Jul 28, 2018
This week on MIA Radio we
interview Dr Julia Rucklidge. Dr Rucklidge is professor
of clinical psychology at the
University of Canterbury in New Zealand and she leads the
Mental Health and Nutrition Research Group. Originally from
Toronto, Canada, Julia completed her PhD at the University of
Calgary followed by a post-doctoral fellowship at the Hospital for
Sick Children in Toronto.

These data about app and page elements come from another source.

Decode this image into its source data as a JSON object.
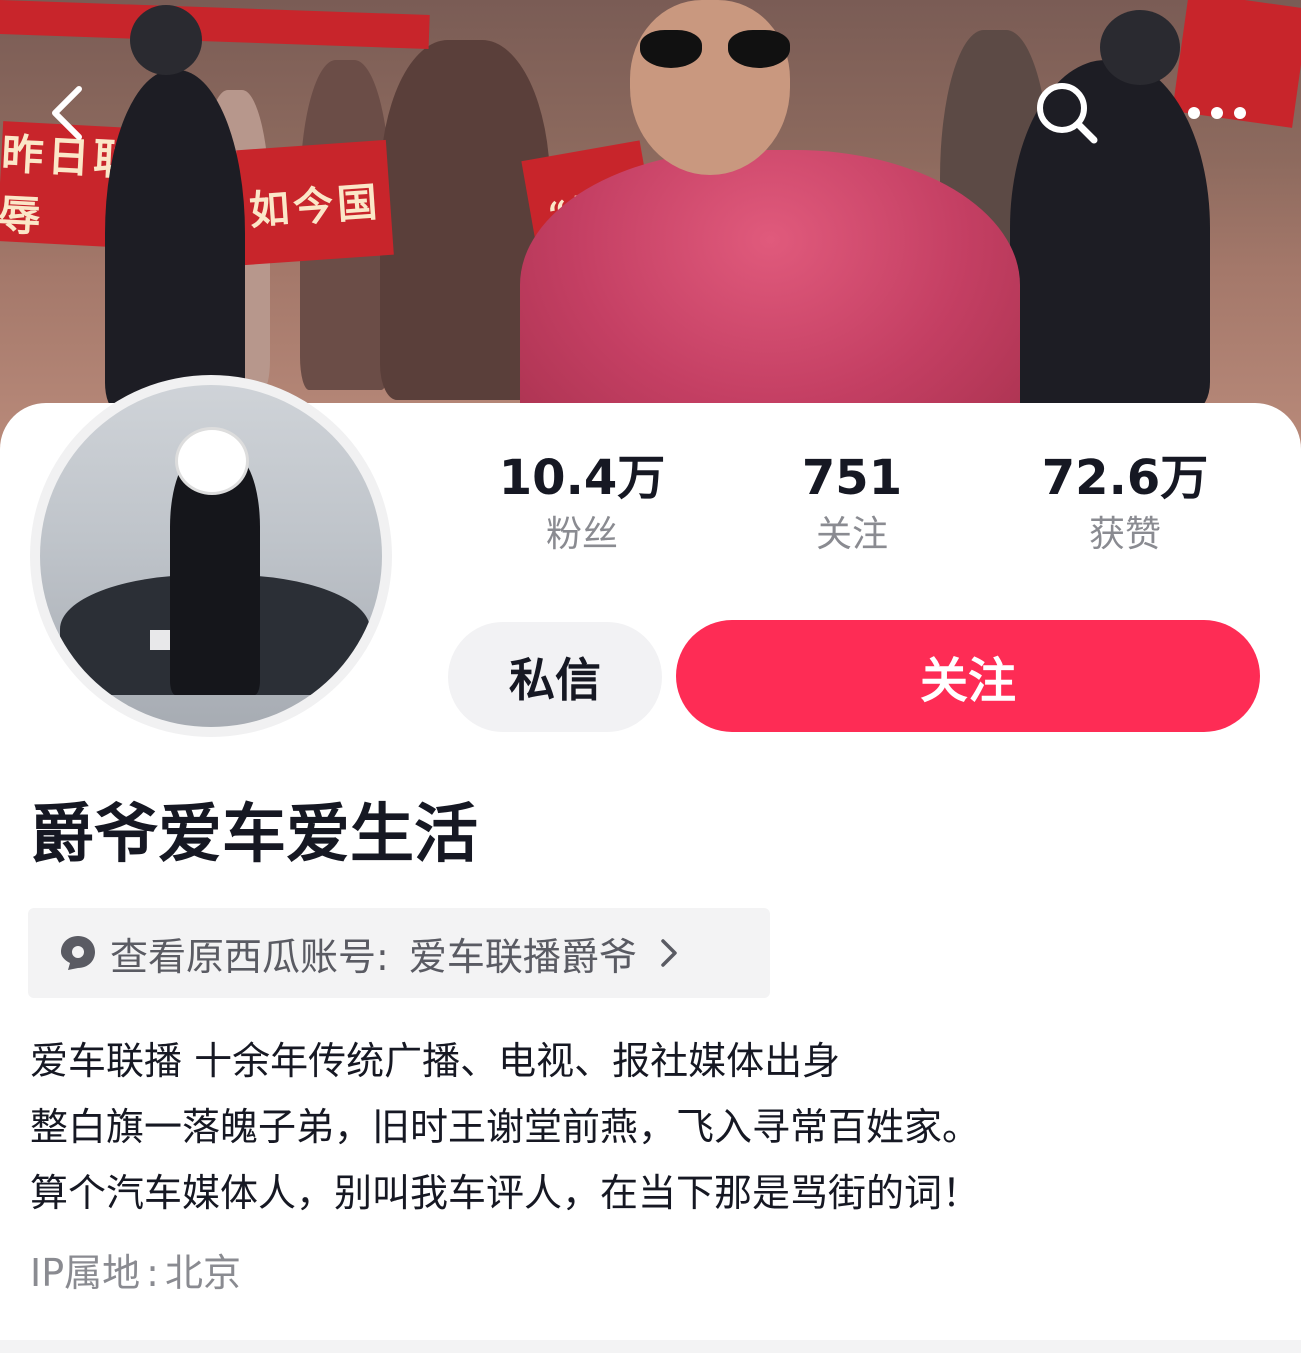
{
  "header": {
    "back_icon": "chevron-left-icon",
    "search_icon": "search-icon",
    "more_icon": "more-horizontal-icon",
    "cover_banners": [
      "",
      "昨日耻辱",
      "如今国",
      "“日”"
    ]
  },
  "profile": {
    "stats": [
      {
        "value": "10.4万",
        "label": "粉丝"
      },
      {
        "value": "751",
        "label": "关注"
      },
      {
        "value": "72.6万",
        "label": "获赞"
      }
    ],
    "message_button": "私信",
    "follow_button": "关注",
    "nickname": "爵爷爱车爱生活",
    "xigua_link": {
      "prefix": "查看原西瓜账号:",
      "account": "爱车联播爵爷",
      "icon": "xigua-icon",
      "chevron_icon": "chevron-right-icon"
    },
    "bio_lines": [
      "爱车联播 十余年传统广播、电视、报社媒体出身",
      "整白旗一落魄子弟，旧时王谢堂前燕，飞入寻常百姓家。",
      "算个汽车媒体人，别叫我车评人，在当下那是骂街的词！"
    ],
    "ip_label": "IP属地",
    "ip_separator": ":",
    "ip_location": "北京"
  },
  "colors": {
    "accent": "#fe2c55",
    "secondary_button": "#f2f2f4",
    "muted_text": "#8a8b91",
    "primary_text": "#161823"
  }
}
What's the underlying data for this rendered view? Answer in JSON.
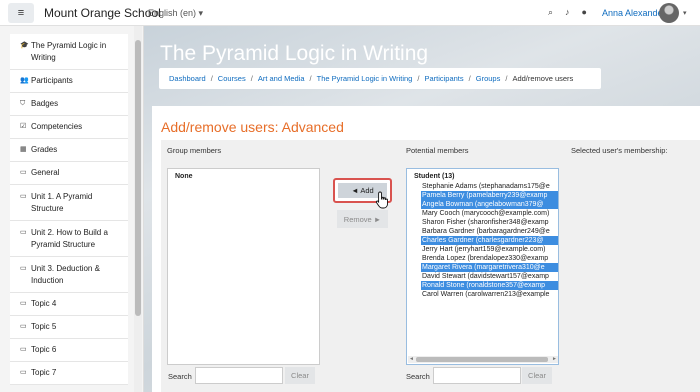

In the last decade, she and her lab have
been running clinical trials investigating the role of
broad-spectrum micronutrients in the expression of mental illness,
specifically ADHD, mood disorders, anxiety and stress.
Julia has over 100 peer-reviewed
publications and book chapters, has been frequently featured in the media and
has given invited talks all over the world on her work on nutrition
and mental health.
- What led Julia to her interest
in nutrition and how it may have a role in responding to mental
disorders, particularly Attention Deficit Hyperactivity Disorder
- Why using the Recommended
Dietary Allowance (RDA) of vitamins and minerals may not be the
best approach when responding to psychological
- How Julia went about setting up
a Randomised Controlled Trial to investigate the effect of
micronutrients and minerals on behavioral problems.
- That the most consistent finding of the study is that the
individuals taking micronutrients improved more in their general
functioning and impairment when compared to those just taking a
- That it’s hard to move away from
the conception of mental illness as a chemical imbalance in the
brain, partly because of the vested interest in keeping it
- That there is no opportunity to
patent nutrient therapies, so there is little incentive for
research and limited commercial interests.
- Why a single nutrient response
might not be the best approach for someone who wanted to use
nutrition to improve their mental health and wellbeing.
- How a dietary deficiency of
Niacin during the 1930s led to a condition called Pellagra which
often manifested as psychotic symptoms.
- What led to the flagging of a
2014 TEDx talk Julia gave entitled “The surprisingly dramatic role
of nutrition in mental health”.
- How Julia felt about her talk
being flagged by TED.
- How many historical medical
advances, now accepted as the standard of care, at the time flew in
the face of conventional scientific thinking.
- How difficult it has been to
communicate with TED about the flagging of the talk.
- How Julia hears from many people
who get in touch to share that they are struggling with psychiatric
medications and instead want to look to nutritional
- That the best advice is often
simple, eat more fruits and vegetables and reduce the amount of
Mental Health and Nutrition Research Group
treatment of ADHD in adults: A one year follow up of a randomized
and Stress in Children Following an Earthquake: Clinically
Beneficial Effects of Treatment with Micronutrients
double-blind randomised, placebo-controlled trial of a probiotic
formulation for the symptoms of depression
The Surprisingly Dramatic Role of Nutrition in Mental
TED Betrays Its Own Brand
By Flagging Nutrition Talk
Contact the Mental
Health and Nutrition Research Group
Mad Diet by Suzanne